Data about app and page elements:
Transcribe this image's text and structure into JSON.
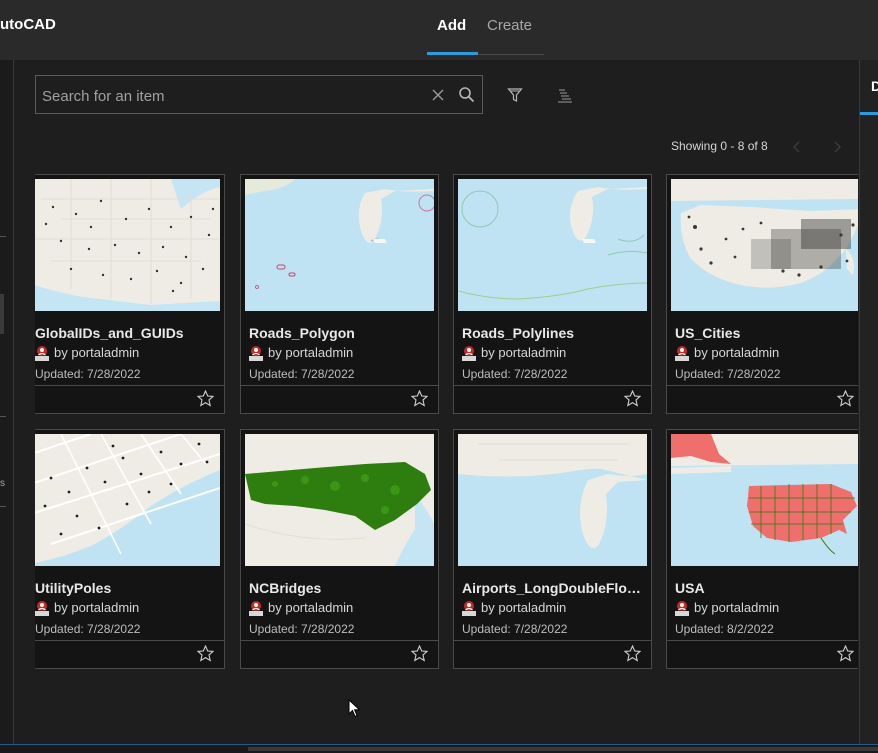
{
  "app": {
    "title": "utoCAD"
  },
  "tabs": [
    {
      "label": "Add",
      "active": true
    },
    {
      "label": "Create",
      "active": false
    }
  ],
  "right_panel": {
    "tab_label": "D"
  },
  "left_rail": {
    "clipped_text": "s"
  },
  "search": {
    "placeholder": "Search for an item",
    "value": ""
  },
  "toolbar": {
    "icons": [
      "filter-icon",
      "sort-icon"
    ]
  },
  "paging": {
    "showing": "Showing 0 - 8 of 8"
  },
  "items": [
    {
      "title": "GlobalIDs_and_GUIDs",
      "owner": "by portaladmin",
      "updated": "Updated: 7/28/2022",
      "thumb": "us-points"
    },
    {
      "title": "Roads_Polygon",
      "owner": "by portaladmin",
      "updated": "Updated: 7/28/2022",
      "thumb": "florida-polygons"
    },
    {
      "title": "Roads_Polylines",
      "owner": "by portaladmin",
      "updated": "Updated: 7/28/2022",
      "thumb": "florida-lines"
    },
    {
      "title": "US_Cities",
      "owner": "by portaladmin",
      "updated": "Updated: 7/28/2022",
      "thumb": "us-cities"
    },
    {
      "title": "UtilityPoles",
      "owner": "by portaladmin",
      "updated": "Updated: 7/28/2022",
      "thumb": "city-streets"
    },
    {
      "title": "NCBridges",
      "owner": "by portaladmin",
      "updated": "Updated: 7/28/2022",
      "thumb": "nc-bridges"
    },
    {
      "title": "Airports_LongDoubleFloat...",
      "owner": "by portaladmin",
      "updated": "Updated: 7/28/2022",
      "thumb": "florida-basemap"
    },
    {
      "title": "USA",
      "owner": "by portaladmin",
      "updated": "Updated: 8/2/2022",
      "thumb": "usa-states"
    }
  ],
  "colors": {
    "accent": "#2d9bdc",
    "background": "#1e1e1e",
    "card": "#141414",
    "water": "#bfe3f3",
    "land": "#eeece5",
    "bridges": "#2e7d0f",
    "states_fill": "#ef6f6c"
  }
}
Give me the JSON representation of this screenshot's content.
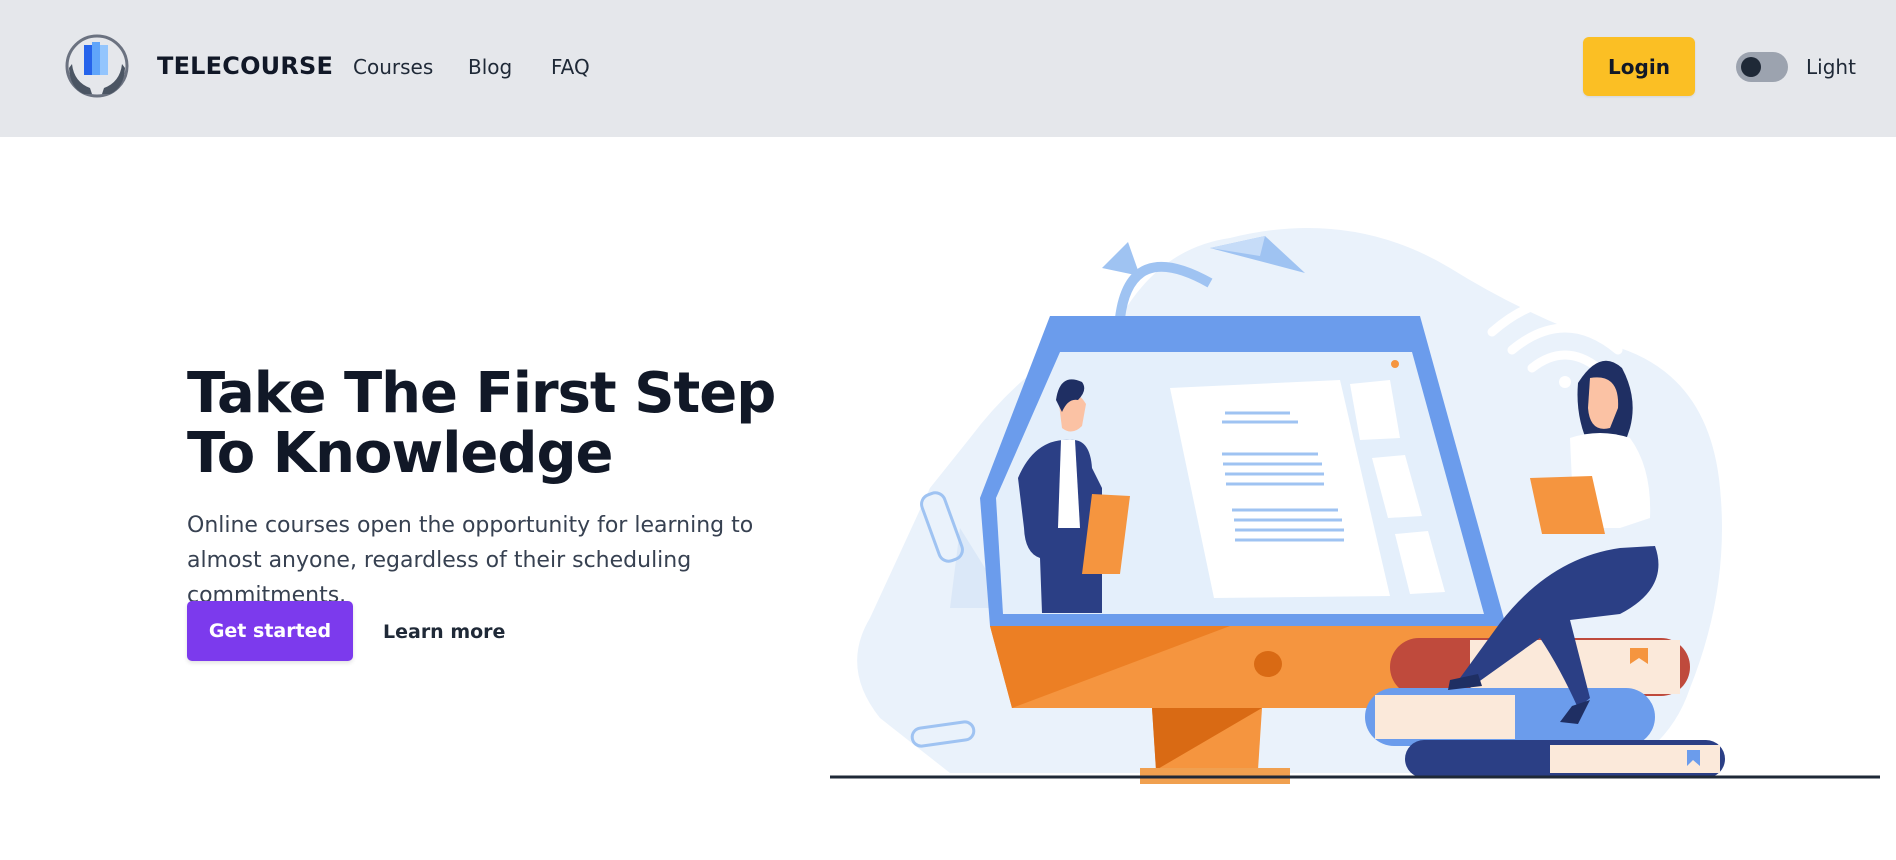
{
  "header": {
    "brand": "TELECOURSE",
    "nav": [
      {
        "label": "Courses"
      },
      {
        "label": "Blog"
      },
      {
        "label": "FAQ"
      }
    ],
    "login_label": "Login",
    "theme_label": "Light"
  },
  "hero": {
    "title_line1": "Take The First Step",
    "title_line2": "To Knowledge",
    "description": "Online courses open the opportunity for learning to almost anyone, regardless of their scheduling commitments.",
    "primary_cta": "Get started",
    "secondary_cta": "Learn more"
  },
  "colors": {
    "nav_bg": "#e5e7eb",
    "login_bg": "#fbbf24",
    "primary_cta_bg": "#7c3aed",
    "illustration_blue": "#6b9cec",
    "illustration_orange": "#f5953f",
    "illustration_navy": "#2b3f85"
  }
}
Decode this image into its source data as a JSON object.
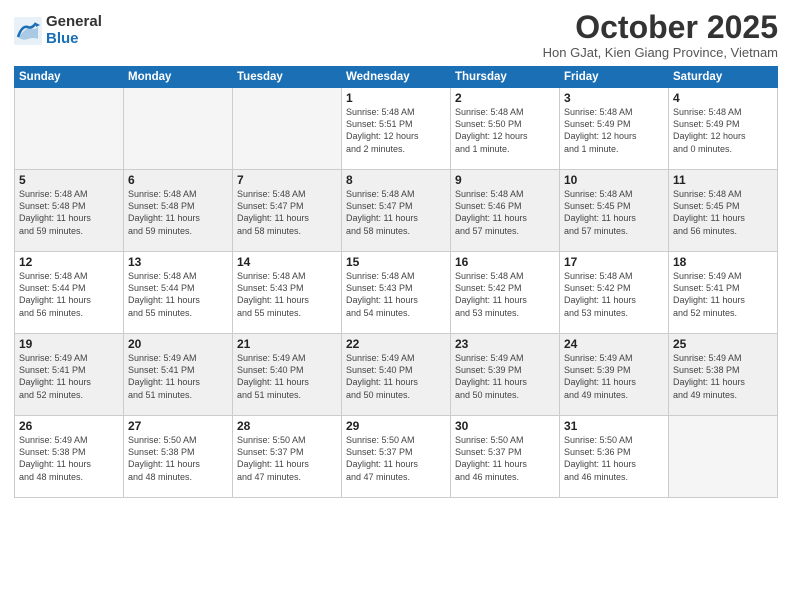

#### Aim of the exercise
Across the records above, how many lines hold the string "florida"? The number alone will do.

#### Solution for this problem
3